= YOUR INSTRUCTIONS =
Each record here should be printed again exactly; please leave its pictures out.

= MATERIAL SHOWN =
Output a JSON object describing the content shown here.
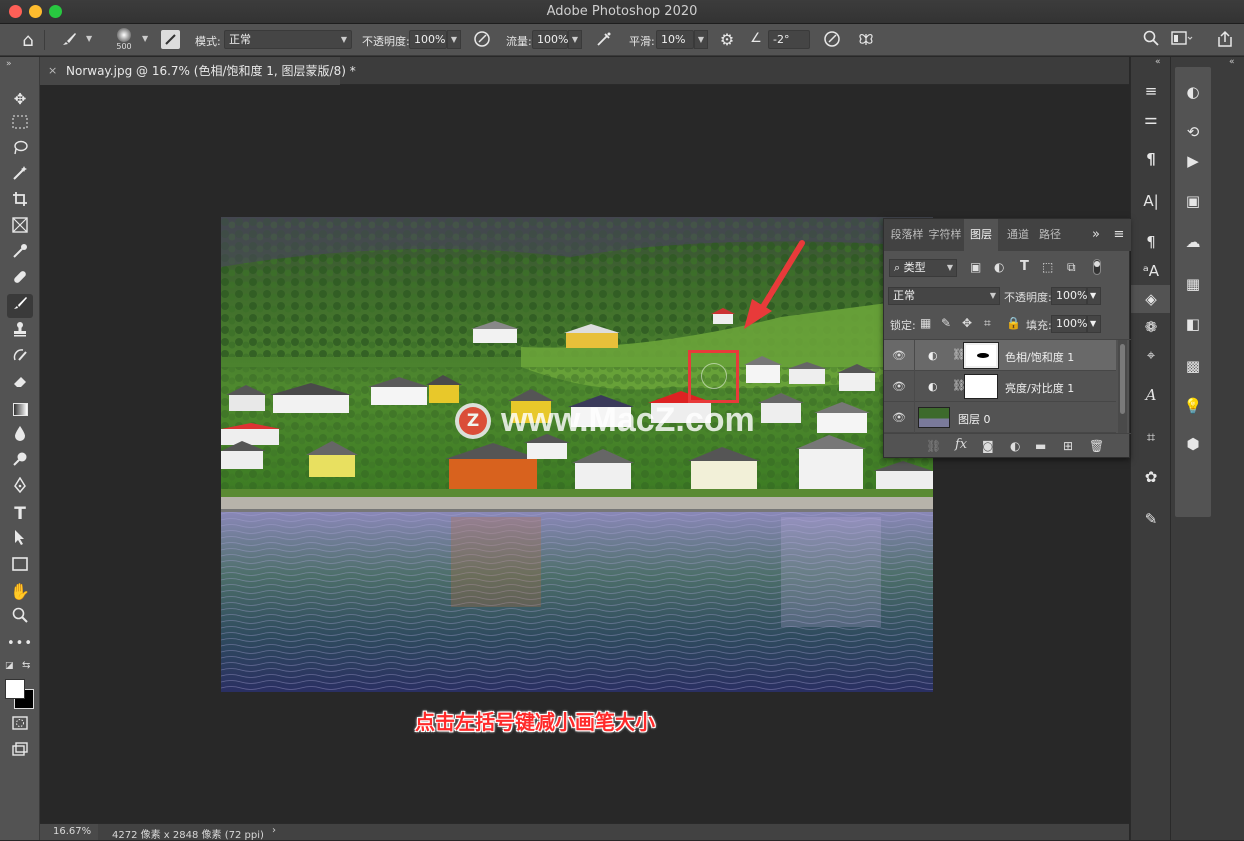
{
  "window": {
    "title": "Adobe Photoshop 2020"
  },
  "options_bar": {
    "brush_size": "500",
    "mode_label": "模式:",
    "mode_value": "正常",
    "opacity_label": "不透明度:",
    "opacity_value": "100%",
    "flow_label": "流量:",
    "flow_value": "100%",
    "smoothing_label": "平滑:",
    "smoothing_value": "10%",
    "angle_value": "-2°"
  },
  "document_tab": {
    "label": "Norway.jpg @ 16.7% (色相/饱和度 1, 图层蒙版/8) *",
    "close": "×"
  },
  "layers_panel": {
    "tabs": [
      "段落样",
      "字符样",
      "图层",
      "通道",
      "路径"
    ],
    "active_tab": "图层",
    "filter_kind": "类型",
    "blend_mode": "正常",
    "opacity_label": "不透明度:",
    "opacity_value": "100%",
    "lock_label": "锁定:",
    "fill_label": "填充:",
    "fill_value": "100%",
    "layers": [
      {
        "name": "色相/饱和度 1",
        "selected": true
      },
      {
        "name": "亮度/对比度 1",
        "selected": false
      },
      {
        "name": "图层 0",
        "selected": false
      }
    ]
  },
  "status_bar": {
    "zoom": "16.67%",
    "doc_info": "4272 像素 x 2848 像素 (72 ppi)"
  },
  "watermark": {
    "text": "www.MacZ.com",
    "badge": "Z"
  },
  "caption": "点击左括号键减小画笔大小",
  "colors": {
    "highlight_red": "#e83a3a",
    "panel_bg": "#535353",
    "app_bg": "#282828"
  }
}
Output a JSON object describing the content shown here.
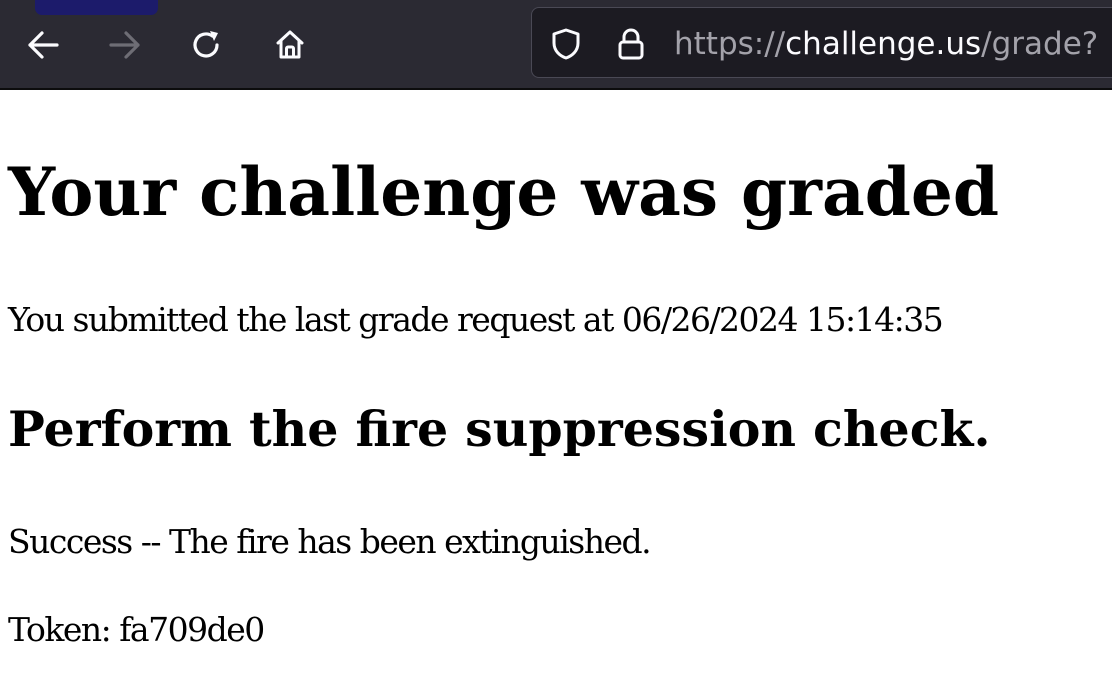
{
  "browser": {
    "url": {
      "scheme": "https://",
      "host": "challenge.us",
      "path": "/grade?"
    },
    "icons": {
      "back": "back-arrow-icon",
      "forward": "forward-arrow-icon",
      "reload": "reload-icon",
      "home": "home-icon",
      "shield": "tracking-protection-shield-icon",
      "lock": "lock-icon"
    },
    "colors": {
      "toolbar": "#2b2a33",
      "urlbar": "#1c1b22",
      "tab_indicator": "#1c1b6b"
    }
  },
  "page": {
    "heading": "Your challenge was graded",
    "submitted_text": "You submitted the last grade request at 06/26/2024 15:14:35",
    "check_heading": "Perform the fire suppression check.",
    "result_text": "Success -- The fire has been extinguished.",
    "token_text": "Token: fa709de0"
  }
}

= SOLUTION BELOW =
Output a JSON object describing the content shown here.
{
  "window": {
    "title": "Adobe Photoshop 2020"
  },
  "options_bar": {
    "brush_size": "500",
    "mode_label": "模式:",
    "mode_value": "正常",
    "opacity_label": "不透明度:",
    "opacity_value": "100%",
    "flow_label": "流量:",
    "flow_value": "100%",
    "smoothing_label": "平滑:",
    "smoothing_value": "10%",
    "angle_value": "-2°"
  },
  "document_tab": {
    "label": "Norway.jpg @ 16.7% (色相/饱和度 1, 图层蒙版/8) *",
    "close": "×"
  },
  "layers_panel": {
    "tabs": [
      "段落样",
      "字符样",
      "图层",
      "通道",
      "路径"
    ],
    "active_tab": "图层",
    "filter_kind": "类型",
    "blend_mode": "正常",
    "opacity_label": "不透明度:",
    "opacity_value": "100%",
    "lock_label": "锁定:",
    "fill_label": "填充:",
    "fill_value": "100%",
    "layers": [
      {
        "name": "色相/饱和度 1",
        "selected": true
      },
      {
        "name": "亮度/对比度 1",
        "selected": false
      },
      {
        "name": "图层 0",
        "selected": false
      }
    ]
  },
  "status_bar": {
    "zoom": "16.67%",
    "doc_info": "4272 像素 x 2848 像素 (72 ppi)"
  },
  "watermark": {
    "text": "www.MacZ.com",
    "badge": "Z"
  },
  "caption": "点击左括号键减小画笔大小",
  "colors": {
    "highlight_red": "#e83a3a",
    "panel_bg": "#535353",
    "app_bg": "#282828"
  }
}
Output a JSON object describing the content shown here.
{
  "browser": {
    "url": {
      "scheme": "https://",
      "host": "challenge.us",
      "path": "/grade?"
    },
    "icons": {
      "back": "back-arrow-icon",
      "forward": "forward-arrow-icon",
      "reload": "reload-icon",
      "home": "home-icon",
      "shield": "tracking-protection-shield-icon",
      "lock": "lock-icon"
    },
    "colors": {
      "toolbar": "#2b2a33",
      "urlbar": "#1c1b22",
      "tab_indicator": "#1c1b6b"
    }
  },
  "page": {
    "heading": "Your challenge was graded",
    "submitted_text": "You submitted the last grade request at 06/26/2024 15:14:35",
    "check_heading": "Perform the fire suppression check.",
    "result_text": "Success -- The fire has been extinguished.",
    "token_text": "Token: fa709de0"
  }
}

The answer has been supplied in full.